┌─ Data for analysis

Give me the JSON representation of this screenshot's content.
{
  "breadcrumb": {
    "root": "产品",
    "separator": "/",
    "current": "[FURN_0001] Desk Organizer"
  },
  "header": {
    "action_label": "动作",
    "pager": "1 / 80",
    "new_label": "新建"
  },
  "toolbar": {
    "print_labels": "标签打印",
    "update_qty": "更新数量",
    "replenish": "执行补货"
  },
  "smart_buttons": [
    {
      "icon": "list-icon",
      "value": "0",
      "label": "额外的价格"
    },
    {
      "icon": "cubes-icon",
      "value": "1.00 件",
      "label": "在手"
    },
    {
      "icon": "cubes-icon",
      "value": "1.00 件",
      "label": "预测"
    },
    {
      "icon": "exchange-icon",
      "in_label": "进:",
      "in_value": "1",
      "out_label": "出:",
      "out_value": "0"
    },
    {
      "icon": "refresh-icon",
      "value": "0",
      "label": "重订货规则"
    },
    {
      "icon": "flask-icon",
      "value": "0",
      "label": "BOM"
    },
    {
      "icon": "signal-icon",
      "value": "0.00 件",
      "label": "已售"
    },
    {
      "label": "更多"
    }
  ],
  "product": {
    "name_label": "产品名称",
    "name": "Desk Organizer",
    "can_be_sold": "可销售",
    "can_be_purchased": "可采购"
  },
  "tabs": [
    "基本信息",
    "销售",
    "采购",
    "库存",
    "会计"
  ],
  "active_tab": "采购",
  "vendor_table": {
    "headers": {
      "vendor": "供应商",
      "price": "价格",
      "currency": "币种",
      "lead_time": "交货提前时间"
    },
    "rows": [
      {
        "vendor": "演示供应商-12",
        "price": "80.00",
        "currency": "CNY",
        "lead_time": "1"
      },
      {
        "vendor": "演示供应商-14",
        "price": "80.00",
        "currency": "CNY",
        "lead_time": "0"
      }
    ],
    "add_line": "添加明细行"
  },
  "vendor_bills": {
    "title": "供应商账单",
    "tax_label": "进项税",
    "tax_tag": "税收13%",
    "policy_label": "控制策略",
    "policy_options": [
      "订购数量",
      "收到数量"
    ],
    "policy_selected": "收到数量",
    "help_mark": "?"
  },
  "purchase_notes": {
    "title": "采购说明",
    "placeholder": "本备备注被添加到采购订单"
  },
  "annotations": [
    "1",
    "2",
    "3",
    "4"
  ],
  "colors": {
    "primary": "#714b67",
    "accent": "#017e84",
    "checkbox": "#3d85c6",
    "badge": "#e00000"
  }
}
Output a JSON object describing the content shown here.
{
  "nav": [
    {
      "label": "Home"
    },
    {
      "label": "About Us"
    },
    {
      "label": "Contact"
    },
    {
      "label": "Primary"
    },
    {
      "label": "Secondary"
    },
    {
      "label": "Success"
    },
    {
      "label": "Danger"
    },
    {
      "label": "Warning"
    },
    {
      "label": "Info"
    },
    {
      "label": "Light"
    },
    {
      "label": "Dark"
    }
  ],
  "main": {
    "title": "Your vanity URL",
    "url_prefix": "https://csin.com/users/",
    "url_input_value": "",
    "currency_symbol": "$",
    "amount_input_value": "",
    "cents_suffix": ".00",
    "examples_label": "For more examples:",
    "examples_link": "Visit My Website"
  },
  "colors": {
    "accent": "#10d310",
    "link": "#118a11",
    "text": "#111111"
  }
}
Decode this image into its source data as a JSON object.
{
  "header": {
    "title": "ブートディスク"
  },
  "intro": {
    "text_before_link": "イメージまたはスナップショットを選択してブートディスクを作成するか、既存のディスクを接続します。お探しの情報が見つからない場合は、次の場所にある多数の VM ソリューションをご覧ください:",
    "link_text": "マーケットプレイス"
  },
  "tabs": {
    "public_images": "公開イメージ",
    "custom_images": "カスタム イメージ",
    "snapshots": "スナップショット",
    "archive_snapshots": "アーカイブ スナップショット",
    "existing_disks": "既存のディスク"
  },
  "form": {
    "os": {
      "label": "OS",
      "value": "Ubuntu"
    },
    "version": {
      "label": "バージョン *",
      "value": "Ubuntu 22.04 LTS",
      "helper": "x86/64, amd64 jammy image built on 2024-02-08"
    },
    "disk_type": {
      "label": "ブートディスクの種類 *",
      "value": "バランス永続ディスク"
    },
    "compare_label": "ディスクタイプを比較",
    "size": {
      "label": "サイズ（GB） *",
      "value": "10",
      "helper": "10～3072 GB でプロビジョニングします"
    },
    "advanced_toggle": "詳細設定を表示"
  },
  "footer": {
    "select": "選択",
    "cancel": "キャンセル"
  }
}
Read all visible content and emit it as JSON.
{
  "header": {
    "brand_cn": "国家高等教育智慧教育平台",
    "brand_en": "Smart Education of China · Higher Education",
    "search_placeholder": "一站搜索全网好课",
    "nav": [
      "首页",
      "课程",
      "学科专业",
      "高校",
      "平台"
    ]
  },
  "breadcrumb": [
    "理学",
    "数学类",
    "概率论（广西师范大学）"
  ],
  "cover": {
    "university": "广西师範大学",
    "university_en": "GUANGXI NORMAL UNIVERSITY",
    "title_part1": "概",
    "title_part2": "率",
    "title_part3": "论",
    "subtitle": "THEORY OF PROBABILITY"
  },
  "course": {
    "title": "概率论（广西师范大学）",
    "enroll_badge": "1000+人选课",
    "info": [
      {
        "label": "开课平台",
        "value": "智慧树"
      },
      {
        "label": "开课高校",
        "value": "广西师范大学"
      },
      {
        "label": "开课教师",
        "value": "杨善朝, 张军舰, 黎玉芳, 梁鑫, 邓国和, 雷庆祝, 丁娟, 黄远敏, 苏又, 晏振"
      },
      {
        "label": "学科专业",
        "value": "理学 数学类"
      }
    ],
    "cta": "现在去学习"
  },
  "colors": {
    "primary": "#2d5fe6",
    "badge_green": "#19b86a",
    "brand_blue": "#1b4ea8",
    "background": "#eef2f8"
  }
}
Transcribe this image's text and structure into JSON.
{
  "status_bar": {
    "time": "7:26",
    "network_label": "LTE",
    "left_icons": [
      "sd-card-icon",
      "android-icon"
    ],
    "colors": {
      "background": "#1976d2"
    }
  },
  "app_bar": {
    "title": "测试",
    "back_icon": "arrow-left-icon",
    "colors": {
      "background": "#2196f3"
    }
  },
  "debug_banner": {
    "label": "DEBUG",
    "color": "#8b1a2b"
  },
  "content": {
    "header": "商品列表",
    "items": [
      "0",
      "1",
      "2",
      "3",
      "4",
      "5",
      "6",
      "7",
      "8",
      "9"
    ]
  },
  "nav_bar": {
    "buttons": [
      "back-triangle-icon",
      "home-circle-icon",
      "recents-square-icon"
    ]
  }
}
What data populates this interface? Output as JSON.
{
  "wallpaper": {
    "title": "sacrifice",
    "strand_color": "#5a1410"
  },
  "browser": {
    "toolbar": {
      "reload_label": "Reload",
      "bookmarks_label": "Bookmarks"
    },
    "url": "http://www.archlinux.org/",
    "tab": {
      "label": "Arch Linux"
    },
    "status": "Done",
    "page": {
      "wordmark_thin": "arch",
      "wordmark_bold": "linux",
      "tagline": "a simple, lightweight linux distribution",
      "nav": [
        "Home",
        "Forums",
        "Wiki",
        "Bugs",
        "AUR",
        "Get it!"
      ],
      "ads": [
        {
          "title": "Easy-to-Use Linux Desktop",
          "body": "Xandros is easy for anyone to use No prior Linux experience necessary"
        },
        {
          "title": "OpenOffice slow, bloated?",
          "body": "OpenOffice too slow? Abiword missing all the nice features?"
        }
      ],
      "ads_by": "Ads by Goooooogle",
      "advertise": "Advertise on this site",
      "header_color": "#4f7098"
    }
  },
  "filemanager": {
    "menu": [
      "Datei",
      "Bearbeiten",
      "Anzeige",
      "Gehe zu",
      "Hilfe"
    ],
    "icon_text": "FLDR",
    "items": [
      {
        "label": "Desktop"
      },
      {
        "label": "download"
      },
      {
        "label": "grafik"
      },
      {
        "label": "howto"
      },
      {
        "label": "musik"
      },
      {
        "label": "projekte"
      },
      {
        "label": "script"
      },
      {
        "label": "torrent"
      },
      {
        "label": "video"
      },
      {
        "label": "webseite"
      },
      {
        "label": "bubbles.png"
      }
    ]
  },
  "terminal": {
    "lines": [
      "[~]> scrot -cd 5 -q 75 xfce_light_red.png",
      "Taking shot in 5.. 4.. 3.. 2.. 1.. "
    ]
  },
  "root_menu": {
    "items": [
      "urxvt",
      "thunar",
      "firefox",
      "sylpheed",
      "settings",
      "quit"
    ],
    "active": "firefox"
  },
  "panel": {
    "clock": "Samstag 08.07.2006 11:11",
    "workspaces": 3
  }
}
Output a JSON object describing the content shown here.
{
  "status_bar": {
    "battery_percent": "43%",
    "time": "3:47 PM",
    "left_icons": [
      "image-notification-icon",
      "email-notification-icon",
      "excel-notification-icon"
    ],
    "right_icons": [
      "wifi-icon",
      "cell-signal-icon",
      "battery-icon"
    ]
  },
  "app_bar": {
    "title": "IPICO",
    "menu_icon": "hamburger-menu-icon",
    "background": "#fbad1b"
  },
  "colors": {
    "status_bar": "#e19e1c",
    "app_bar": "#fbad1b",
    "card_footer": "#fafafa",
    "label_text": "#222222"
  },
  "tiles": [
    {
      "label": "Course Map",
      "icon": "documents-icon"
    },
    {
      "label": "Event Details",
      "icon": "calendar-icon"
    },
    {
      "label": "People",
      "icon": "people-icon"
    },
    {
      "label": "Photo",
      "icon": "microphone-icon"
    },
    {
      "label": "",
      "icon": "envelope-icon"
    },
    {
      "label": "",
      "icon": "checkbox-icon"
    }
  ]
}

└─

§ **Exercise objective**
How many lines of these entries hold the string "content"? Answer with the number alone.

§ **Answer to this task**
5